▸ **AIM OF THE TASK**
Your answer should repeat the entries in full, exactly as given, with no pictures.

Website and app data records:
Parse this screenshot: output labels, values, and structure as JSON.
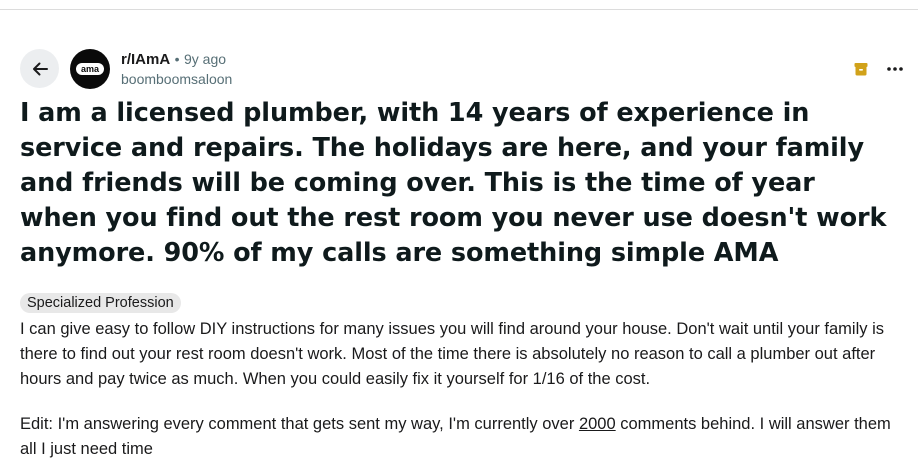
{
  "post": {
    "subreddit": "r/IAmA",
    "separator": "•",
    "age": "9y ago",
    "author": "boomboomsaloon",
    "avatar_text": "ama",
    "title": "I am a licensed plumber, with 14 years of experience in service and repairs. The holidays are here, and your family and friends will be coming over. This is the time of year when you find out the rest room you never use doesn't work anymore. 90% of my calls are something simple AMA",
    "flair": "Specialized Profession",
    "body_paragraph_1": "I can give easy to follow DIY instructions for many issues you will find around your house. Don't wait until your family is there to find out your rest room doesn't work. Most of the time there is absolutely no reason to call a plumber out after hours and pay twice as much. When you could easily fix it yourself for 1/16 of the cost.",
    "body_paragraph_2_before": "Edit: I'm answering every comment that gets sent my way, I'm currently over ",
    "body_paragraph_2_link": "2000",
    "body_paragraph_2_after": " comments behind. I will answer them all I just need time"
  },
  "icons": {
    "back": "arrow-left-icon",
    "archive": "archive-icon",
    "more": "more-horizontal-icon"
  },
  "colors": {
    "archive_icon": "#d1a21a",
    "meta_gray": "#576f76",
    "flair_bg": "#e8e8e8"
  }
}
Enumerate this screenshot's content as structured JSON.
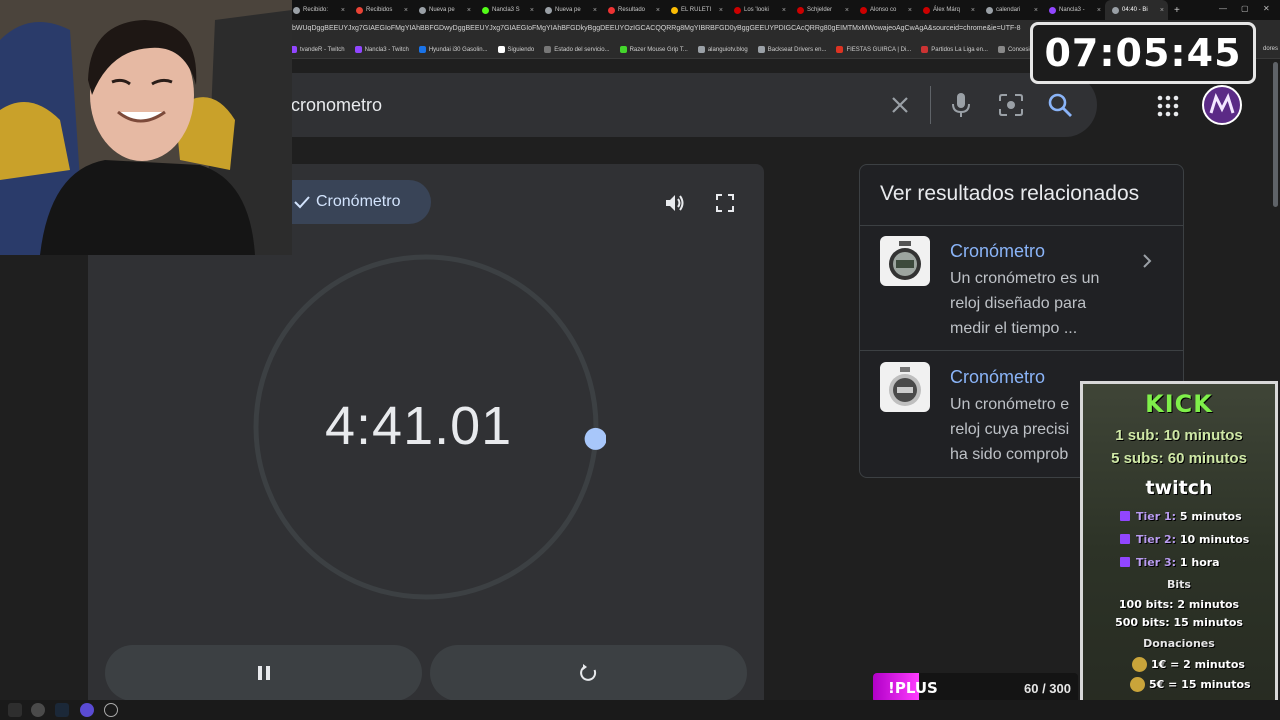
{
  "browser": {
    "tabs": [
      {
        "label": "Recibido:",
        "color": "#9aa0a6"
      },
      {
        "label": "Recibidos",
        "color": "#ea4335"
      },
      {
        "label": "Nueva pe",
        "color": "#9aa0a6"
      },
      {
        "label": "Nancla3 S",
        "color": "#53fc18"
      },
      {
        "label": "Nueva pe",
        "color": "#9aa0a6"
      },
      {
        "label": "Resultado",
        "color": "#e33"
      },
      {
        "label": "EL RULETI",
        "color": "#fbbc04"
      },
      {
        "label": "Los 'looki",
        "color": "#c00"
      },
      {
        "label": "Schjelder",
        "color": "#c00"
      },
      {
        "label": "Alonso co",
        "color": "#c00"
      },
      {
        "label": "Álex Márq",
        "color": "#c00"
      },
      {
        "label": "calendari",
        "color": "#9aa0a6"
      },
      {
        "label": "Nancla3 -",
        "color": "#9146ff"
      },
      {
        "label": "04:40 - Bi",
        "color": "#9aa0a6",
        "active": true
      }
    ],
    "url": "bWUqDggBEEUYJxg7GIAEGIoFMgYIAhBBFGDwyDggBEEUYJxg7GIAEGIoFMgYIAhBFGDkyBggDEEUYOzIGCACQQRRg8MgYIBRBFGD0yBggGEEUYPDIGCAcQRRg80gEIMTMxMWowajeoAgCwAgA&sourceid=chrome&ie=UTF-8",
    "bookmarks": [
      "tvandeR - Twitch",
      "Nancla3 - Twitch",
      "Hyundai i30 Gasolin...",
      "Siguiendo",
      "Estado del servicio...",
      "Razer Mouse Grip T...",
      "alanguiotv.blog",
      "Backseat Drivers en...",
      "FIESTAS GUIRCA | Di...",
      "Partidos La Liga en...",
      "Concesion"
    ],
    "bookmarks_overflow": "dores"
  },
  "search": {
    "query": "cronometro"
  },
  "stopwatch": {
    "mode_label": "Cronómetro",
    "time": "4:41.01",
    "progress_fraction": 0.683
  },
  "related": {
    "title": "Ver resultados relacionados",
    "items": [
      {
        "name": "Cronómetro",
        "desc": "Un cronómetro es un reloj diseñado para medir el tiempo ..."
      },
      {
        "name": "Cronómetro",
        "desc": "Un cronómetro e reloj cuya precisi ha sido comprob"
      }
    ]
  },
  "overlay": {
    "clock": "07:05:45",
    "kick_title": "KICK",
    "kick_lines": [
      "1 sub: 10 minutos",
      "5 subs: 60 minutos"
    ],
    "twitch_title": "twitch",
    "tiers": [
      {
        "label": "Tier 1:",
        "value": "5 minutos"
      },
      {
        "label": "Tier 2:",
        "value": "10 minutos"
      },
      {
        "label": "Tier 3:",
        "value": "1 hora"
      }
    ],
    "bits_title": "Bits",
    "bits_lines": [
      "100 bits: 2 minutos",
      "500 bits: 15 minutos"
    ],
    "donations_title": "Donaciones",
    "donation_lines": [
      "1€ = 2 minutos",
      "5€ = 15 minutos"
    ],
    "plus_label": "!PLUS",
    "plus_count": "60 / 300"
  },
  "colors": {
    "page_bg": "#1f1f1f",
    "card_bg": "#303134",
    "accent_blue": "#8ab4f8",
    "kick_green": "#53fc18",
    "twitch_purple": "#9146ff"
  }
}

▸ **RESULT FOR THIS TASK**
Parse this screenshot: output labels, values, and structure as JSON.
{
  "post": {
    "subreddit": "r/IAmA",
    "separator": "•",
    "age": "9y ago",
    "author": "boomboomsaloon",
    "avatar_text": "ama",
    "title": "I am a licensed plumber, with 14 years of experience in service and repairs. The holidays are here, and your family and friends will be coming over. This is the time of year when you find out the rest room you never use doesn't work anymore. 90% of my calls are something simple AMA",
    "flair": "Specialized Profession",
    "body_paragraph_1": "I can give easy to follow DIY instructions for many issues you will find around your house. Don't wait until your family is there to find out your rest room doesn't work. Most of the time there is absolutely no reason to call a plumber out after hours and pay twice as much. When you could easily fix it yourself for 1/16 of the cost.",
    "body_paragraph_2_before": "Edit: I'm answering every comment that gets sent my way, I'm currently over ",
    "body_paragraph_2_link": "2000",
    "body_paragraph_2_after": " comments behind. I will answer them all I just need time"
  },
  "icons": {
    "back": "arrow-left-icon",
    "archive": "archive-icon",
    "more": "more-horizontal-icon"
  },
  "colors": {
    "archive_icon": "#d1a21a",
    "meta_gray": "#576f76",
    "flair_bg": "#e8e8e8"
  }
}
Enumerate this screenshot's content as structured JSON.
{
  "browser": {
    "tabs": [
      {
        "label": "Recibido:",
        "color": "#9aa0a6"
      },
      {
        "label": "Recibidos",
        "color": "#ea4335"
      },
      {
        "label": "Nueva pe",
        "color": "#9aa0a6"
      },
      {
        "label": "Nancla3 S",
        "color": "#53fc18"
      },
      {
        "label": "Nueva pe",
        "color": "#9aa0a6"
      },
      {
        "label": "Resultado",
        "color": "#e33"
      },
      {
        "label": "EL RULETI",
        "color": "#fbbc04"
      },
      {
        "label": "Los 'looki",
        "color": "#c00"
      },
      {
        "label": "Schjelder",
        "color": "#c00"
      },
      {
        "label": "Alonso co",
        "color": "#c00"
      },
      {
        "label": "Álex Márq",
        "color": "#c00"
      },
      {
        "label": "calendari",
        "color": "#9aa0a6"
      },
      {
        "label": "Nancla3 -",
        "color": "#9146ff"
      },
      {
        "label": "04:40 - Bi",
        "color": "#9aa0a6",
        "active": true
      }
    ],
    "url": "bWUqDggBEEUYJxg7GIAEGIoFMgYIAhBBFGDwyDggBEEUYJxg7GIAEGIoFMgYIAhBFGDkyBggDEEUYOzIGCACQQRRg8MgYIBRBFGD0yBggGEEUYPDIGCAcQRRg80gEIMTMxMWowajeoAgCwAgA&sourceid=chrome&ie=UTF-8",
    "bookmarks": [
      "tvandeR - Twitch",
      "Nancla3 - Twitch",
      "Hyundai i30 Gasolin...",
      "Siguiendo",
      "Estado del servicio...",
      "Razer Mouse Grip T...",
      "alanguiotv.blog",
      "Backseat Drivers en...",
      "FIESTAS GUIRCA | Di...",
      "Partidos La Liga en...",
      "Concesion"
    ],
    "bookmarks_overflow": "dores"
  },
  "search": {
    "query": "cronometro"
  },
  "stopwatch": {
    "mode_label": "Cronómetro",
    "time": "4:41.01",
    "progress_fraction": 0.683
  },
  "related": {
    "title": "Ver resultados relacionados",
    "items": [
      {
        "name": "Cronómetro",
        "desc": "Un cronómetro es un reloj diseñado para medir el tiempo ..."
      },
      {
        "name": "Cronómetro",
        "desc": "Un cronómetro e reloj cuya precisi ha sido comprob"
      }
    ]
  },
  "overlay": {
    "clock": "07:05:45",
    "kick_title": "KICK",
    "kick_lines": [
      "1 sub: 10 minutos",
      "5 subs: 60 minutos"
    ],
    "twitch_title": "twitch",
    "tiers": [
      {
        "label": "Tier 1:",
        "value": "5 minutos"
      },
      {
        "label": "Tier 2:",
        "value": "10 minutos"
      },
      {
        "label": "Tier 3:",
        "value": "1 hora"
      }
    ],
    "bits_title": "Bits",
    "bits_lines": [
      "100 bits: 2 minutos",
      "500 bits: 15 minutos"
    ],
    "donations_title": "Donaciones",
    "donation_lines": [
      "1€ = 2 minutos",
      "5€ = 15 minutos"
    ],
    "plus_label": "!PLUS",
    "plus_count": "60 / 300"
  },
  "colors": {
    "page_bg": "#1f1f1f",
    "card_bg": "#303134",
    "accent_blue": "#8ab4f8",
    "kick_green": "#53fc18",
    "twitch_purple": "#9146ff"
  }
}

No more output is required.